EXERCISE: Gather the lines below that include the string "History", copying each in full.

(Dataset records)
[Start of section]
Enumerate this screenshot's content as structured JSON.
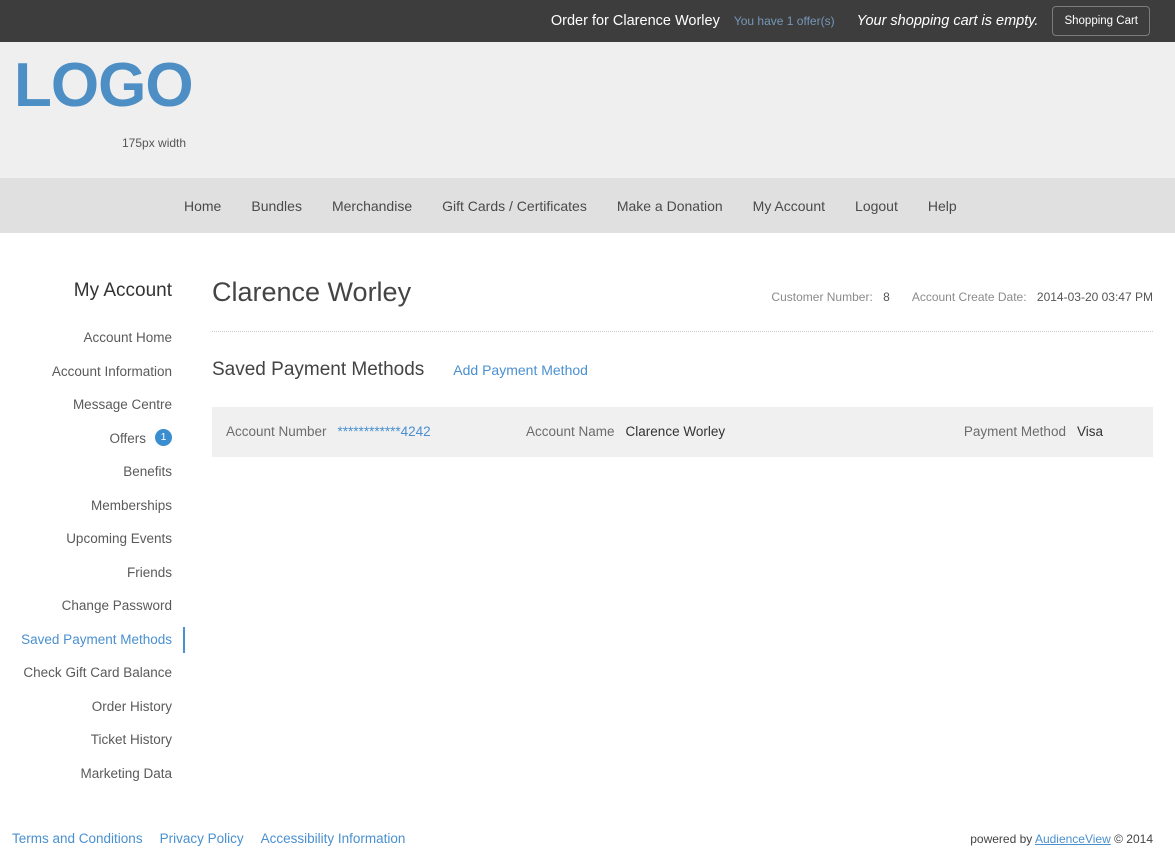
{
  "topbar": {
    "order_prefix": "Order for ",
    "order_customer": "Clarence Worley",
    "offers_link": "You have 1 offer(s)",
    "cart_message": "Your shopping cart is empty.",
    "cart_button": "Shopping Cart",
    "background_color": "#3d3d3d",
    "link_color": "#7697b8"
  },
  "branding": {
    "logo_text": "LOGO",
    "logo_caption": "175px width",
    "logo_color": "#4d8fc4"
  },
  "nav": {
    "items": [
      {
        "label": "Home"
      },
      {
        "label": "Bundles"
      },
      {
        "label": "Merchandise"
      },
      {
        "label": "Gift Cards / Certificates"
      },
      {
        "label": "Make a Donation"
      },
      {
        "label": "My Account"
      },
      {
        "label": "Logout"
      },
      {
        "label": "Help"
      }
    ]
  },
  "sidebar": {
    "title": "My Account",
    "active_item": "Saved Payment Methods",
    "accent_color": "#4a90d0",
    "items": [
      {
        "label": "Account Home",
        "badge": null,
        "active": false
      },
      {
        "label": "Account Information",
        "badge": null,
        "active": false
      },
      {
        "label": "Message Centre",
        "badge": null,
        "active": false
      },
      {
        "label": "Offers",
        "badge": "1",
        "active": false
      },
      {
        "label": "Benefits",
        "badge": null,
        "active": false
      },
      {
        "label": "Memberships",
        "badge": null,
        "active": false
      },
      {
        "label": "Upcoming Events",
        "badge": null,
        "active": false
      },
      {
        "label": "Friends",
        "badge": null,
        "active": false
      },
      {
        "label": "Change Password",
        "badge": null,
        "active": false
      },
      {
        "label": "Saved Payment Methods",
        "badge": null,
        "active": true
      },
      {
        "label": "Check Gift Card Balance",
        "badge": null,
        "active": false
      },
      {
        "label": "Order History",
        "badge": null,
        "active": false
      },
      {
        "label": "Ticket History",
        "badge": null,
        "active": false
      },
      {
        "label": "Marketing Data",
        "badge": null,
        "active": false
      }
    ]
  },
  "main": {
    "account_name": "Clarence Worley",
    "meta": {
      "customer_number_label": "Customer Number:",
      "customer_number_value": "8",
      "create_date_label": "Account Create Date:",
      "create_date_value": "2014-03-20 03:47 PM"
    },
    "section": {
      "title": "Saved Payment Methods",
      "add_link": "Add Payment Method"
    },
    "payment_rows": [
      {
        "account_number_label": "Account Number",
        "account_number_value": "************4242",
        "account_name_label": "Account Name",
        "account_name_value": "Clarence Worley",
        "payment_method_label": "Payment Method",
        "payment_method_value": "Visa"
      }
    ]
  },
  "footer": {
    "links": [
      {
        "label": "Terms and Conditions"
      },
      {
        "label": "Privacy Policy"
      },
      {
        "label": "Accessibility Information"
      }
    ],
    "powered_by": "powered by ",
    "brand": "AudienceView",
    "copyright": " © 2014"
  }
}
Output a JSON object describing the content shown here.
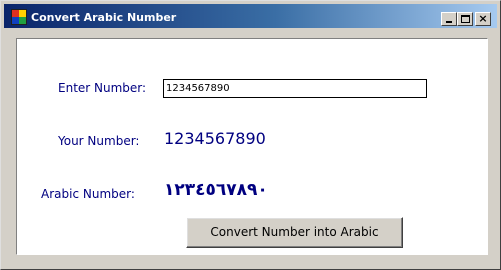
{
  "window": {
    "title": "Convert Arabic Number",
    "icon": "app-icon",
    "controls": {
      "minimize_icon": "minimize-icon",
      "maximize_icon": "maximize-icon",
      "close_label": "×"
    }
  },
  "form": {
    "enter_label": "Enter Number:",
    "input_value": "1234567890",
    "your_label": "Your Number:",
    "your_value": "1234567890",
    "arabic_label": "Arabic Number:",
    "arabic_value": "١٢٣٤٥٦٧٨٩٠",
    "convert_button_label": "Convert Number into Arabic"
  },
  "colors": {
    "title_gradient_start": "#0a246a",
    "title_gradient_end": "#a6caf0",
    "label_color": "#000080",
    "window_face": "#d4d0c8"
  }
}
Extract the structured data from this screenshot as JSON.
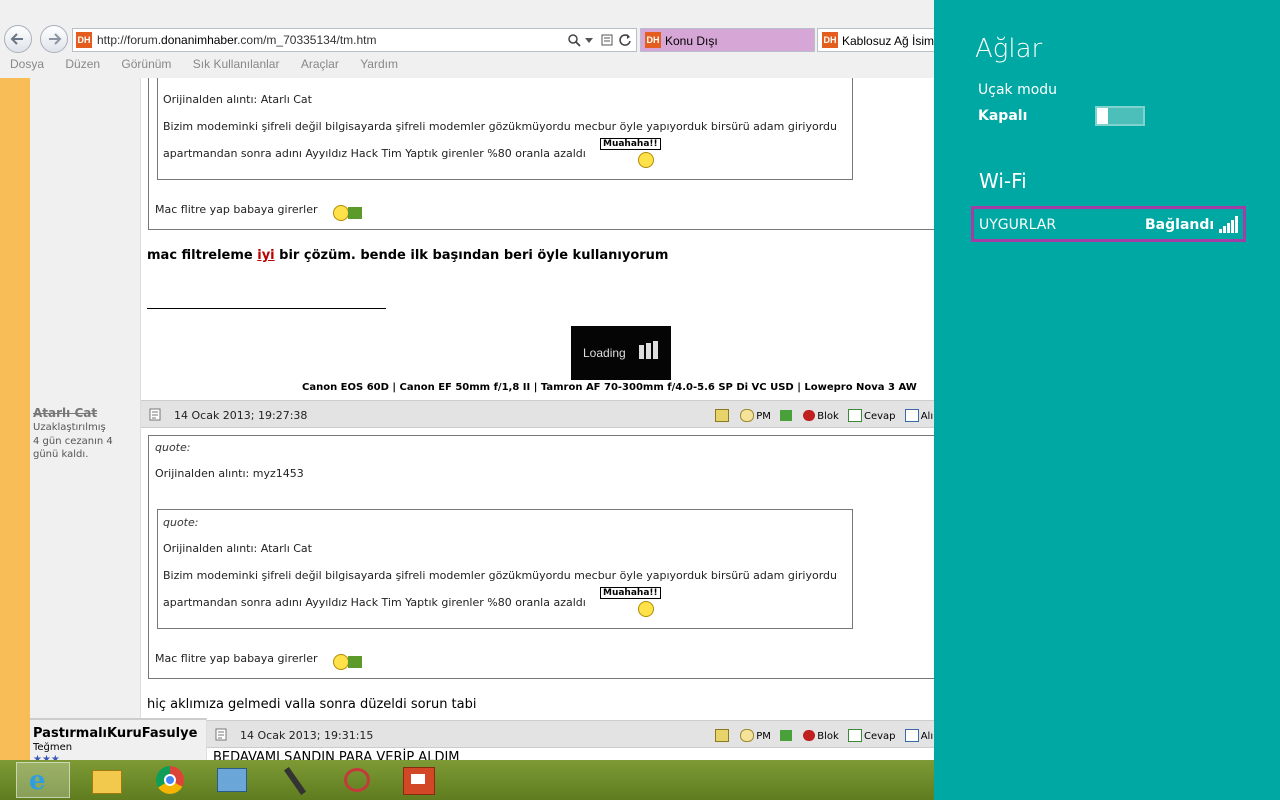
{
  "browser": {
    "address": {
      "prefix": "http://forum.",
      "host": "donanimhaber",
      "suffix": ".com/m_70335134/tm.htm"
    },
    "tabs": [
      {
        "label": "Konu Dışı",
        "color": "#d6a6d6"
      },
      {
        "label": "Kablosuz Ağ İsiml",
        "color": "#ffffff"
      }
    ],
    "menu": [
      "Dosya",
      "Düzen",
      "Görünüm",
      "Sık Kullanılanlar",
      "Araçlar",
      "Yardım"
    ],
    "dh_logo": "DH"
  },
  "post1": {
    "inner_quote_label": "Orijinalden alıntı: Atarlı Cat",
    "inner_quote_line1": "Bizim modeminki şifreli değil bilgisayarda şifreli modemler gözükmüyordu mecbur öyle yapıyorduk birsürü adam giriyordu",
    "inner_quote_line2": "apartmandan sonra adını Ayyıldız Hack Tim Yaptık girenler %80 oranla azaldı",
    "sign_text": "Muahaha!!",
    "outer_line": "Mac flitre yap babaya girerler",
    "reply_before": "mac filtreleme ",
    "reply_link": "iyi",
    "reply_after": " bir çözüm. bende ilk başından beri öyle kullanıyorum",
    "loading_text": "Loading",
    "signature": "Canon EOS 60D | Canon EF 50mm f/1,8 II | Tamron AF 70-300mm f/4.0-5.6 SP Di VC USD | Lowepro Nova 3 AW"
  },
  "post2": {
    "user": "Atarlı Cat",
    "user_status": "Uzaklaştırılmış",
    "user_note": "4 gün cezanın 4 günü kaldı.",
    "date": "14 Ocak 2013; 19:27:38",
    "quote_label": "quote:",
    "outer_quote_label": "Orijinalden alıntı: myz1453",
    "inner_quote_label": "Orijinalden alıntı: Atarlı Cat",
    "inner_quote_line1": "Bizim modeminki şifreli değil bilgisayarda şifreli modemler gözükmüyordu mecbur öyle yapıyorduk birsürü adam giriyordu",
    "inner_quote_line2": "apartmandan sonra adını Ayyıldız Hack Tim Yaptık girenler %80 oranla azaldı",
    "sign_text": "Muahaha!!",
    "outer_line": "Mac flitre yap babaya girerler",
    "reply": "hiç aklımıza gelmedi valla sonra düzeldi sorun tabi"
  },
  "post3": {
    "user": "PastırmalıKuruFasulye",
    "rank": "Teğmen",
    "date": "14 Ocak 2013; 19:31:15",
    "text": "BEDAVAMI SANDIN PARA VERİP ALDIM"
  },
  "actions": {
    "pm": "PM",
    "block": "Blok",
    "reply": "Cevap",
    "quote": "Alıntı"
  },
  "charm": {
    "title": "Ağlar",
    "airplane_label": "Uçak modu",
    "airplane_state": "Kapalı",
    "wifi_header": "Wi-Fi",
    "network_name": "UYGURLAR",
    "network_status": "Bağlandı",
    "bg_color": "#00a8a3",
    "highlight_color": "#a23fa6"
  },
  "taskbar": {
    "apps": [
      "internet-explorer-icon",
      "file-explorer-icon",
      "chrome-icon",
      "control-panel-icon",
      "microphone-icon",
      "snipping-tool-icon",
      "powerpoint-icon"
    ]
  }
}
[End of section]
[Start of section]
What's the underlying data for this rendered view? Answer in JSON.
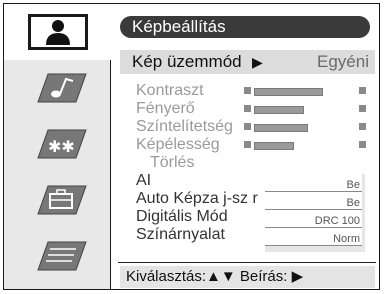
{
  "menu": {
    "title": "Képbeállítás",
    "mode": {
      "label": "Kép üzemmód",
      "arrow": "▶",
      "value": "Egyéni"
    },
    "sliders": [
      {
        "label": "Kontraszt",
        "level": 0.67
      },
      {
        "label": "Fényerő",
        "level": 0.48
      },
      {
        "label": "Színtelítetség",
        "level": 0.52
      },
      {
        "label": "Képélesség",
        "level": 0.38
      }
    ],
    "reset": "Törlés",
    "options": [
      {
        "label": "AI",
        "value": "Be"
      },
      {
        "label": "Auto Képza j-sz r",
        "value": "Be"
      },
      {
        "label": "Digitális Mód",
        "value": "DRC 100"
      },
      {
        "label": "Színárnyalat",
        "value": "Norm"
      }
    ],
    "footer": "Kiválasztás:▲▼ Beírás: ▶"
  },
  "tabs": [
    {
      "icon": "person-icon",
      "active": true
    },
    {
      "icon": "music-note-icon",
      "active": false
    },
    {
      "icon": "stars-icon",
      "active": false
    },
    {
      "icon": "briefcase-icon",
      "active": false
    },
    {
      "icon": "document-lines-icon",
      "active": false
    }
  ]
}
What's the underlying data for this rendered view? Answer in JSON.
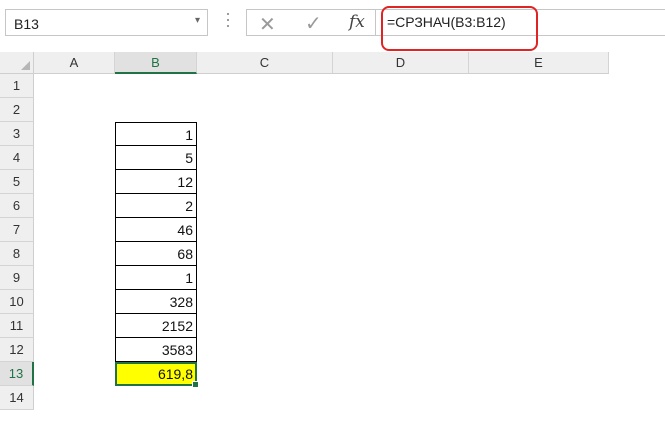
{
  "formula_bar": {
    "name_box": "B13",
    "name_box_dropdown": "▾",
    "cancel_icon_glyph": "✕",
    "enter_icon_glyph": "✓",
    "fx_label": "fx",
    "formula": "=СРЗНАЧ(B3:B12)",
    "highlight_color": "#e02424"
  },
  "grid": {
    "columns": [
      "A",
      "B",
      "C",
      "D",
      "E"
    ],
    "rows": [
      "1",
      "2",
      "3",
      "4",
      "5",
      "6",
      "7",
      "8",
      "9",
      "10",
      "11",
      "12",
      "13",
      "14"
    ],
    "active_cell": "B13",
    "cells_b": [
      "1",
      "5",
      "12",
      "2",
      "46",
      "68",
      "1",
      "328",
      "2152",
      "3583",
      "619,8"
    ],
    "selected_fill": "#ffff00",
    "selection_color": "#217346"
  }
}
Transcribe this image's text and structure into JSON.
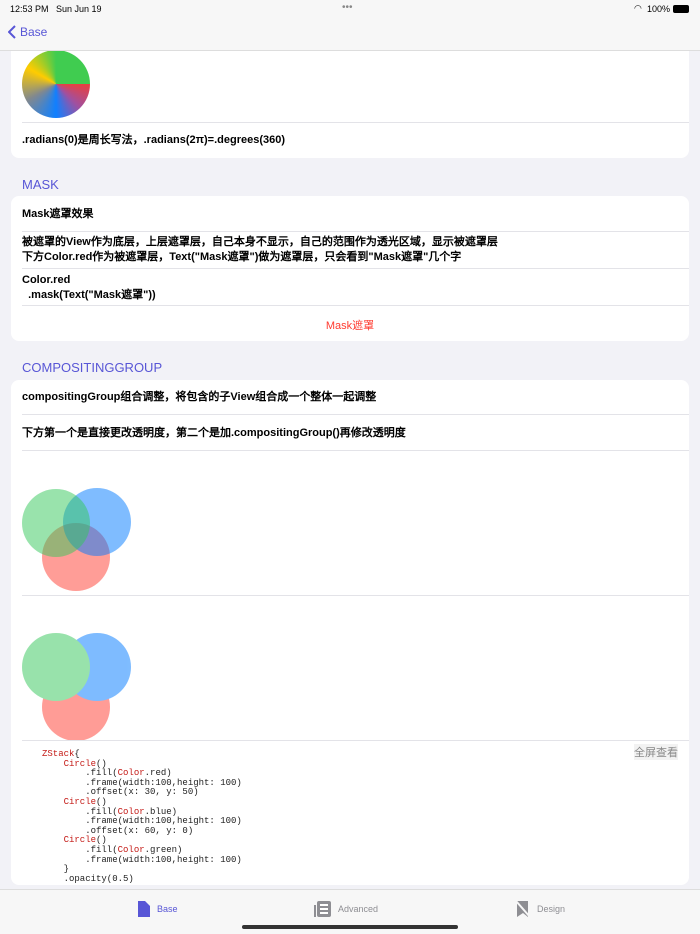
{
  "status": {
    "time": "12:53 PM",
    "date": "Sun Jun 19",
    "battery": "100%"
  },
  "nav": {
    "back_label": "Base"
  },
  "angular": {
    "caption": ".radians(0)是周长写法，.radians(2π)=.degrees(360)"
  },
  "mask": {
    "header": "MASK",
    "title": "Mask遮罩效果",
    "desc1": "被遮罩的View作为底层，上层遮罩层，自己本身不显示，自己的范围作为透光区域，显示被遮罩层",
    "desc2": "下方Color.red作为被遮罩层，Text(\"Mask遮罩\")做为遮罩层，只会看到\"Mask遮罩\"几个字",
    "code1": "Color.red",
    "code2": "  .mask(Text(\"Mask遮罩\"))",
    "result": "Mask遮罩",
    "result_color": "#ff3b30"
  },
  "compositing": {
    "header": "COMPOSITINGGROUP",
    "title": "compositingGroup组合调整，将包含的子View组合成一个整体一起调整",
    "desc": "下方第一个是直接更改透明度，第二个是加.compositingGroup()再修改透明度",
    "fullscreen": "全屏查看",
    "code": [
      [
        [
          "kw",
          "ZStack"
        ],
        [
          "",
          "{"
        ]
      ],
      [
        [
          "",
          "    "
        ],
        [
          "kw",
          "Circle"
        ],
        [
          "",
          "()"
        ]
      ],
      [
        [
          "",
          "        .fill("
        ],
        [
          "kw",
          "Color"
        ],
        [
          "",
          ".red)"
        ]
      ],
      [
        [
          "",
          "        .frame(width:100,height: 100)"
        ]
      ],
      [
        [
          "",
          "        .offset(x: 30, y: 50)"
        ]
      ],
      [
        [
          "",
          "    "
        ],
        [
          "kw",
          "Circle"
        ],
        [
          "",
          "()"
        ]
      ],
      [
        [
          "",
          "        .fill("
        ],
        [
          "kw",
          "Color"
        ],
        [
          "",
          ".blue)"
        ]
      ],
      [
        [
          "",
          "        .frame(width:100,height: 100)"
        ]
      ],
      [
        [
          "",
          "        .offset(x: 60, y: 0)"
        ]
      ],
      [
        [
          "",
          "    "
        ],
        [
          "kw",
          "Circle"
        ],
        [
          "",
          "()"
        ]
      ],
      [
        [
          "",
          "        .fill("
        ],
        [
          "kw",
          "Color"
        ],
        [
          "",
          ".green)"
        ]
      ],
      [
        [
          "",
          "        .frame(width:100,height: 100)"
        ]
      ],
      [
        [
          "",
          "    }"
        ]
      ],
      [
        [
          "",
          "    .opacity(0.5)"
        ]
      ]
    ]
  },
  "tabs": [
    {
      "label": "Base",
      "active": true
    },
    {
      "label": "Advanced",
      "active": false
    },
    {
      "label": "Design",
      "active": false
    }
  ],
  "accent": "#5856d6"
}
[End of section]
OUTPUT OF THE TASK:
        "label": "Order History",
        "label": "Ticket History",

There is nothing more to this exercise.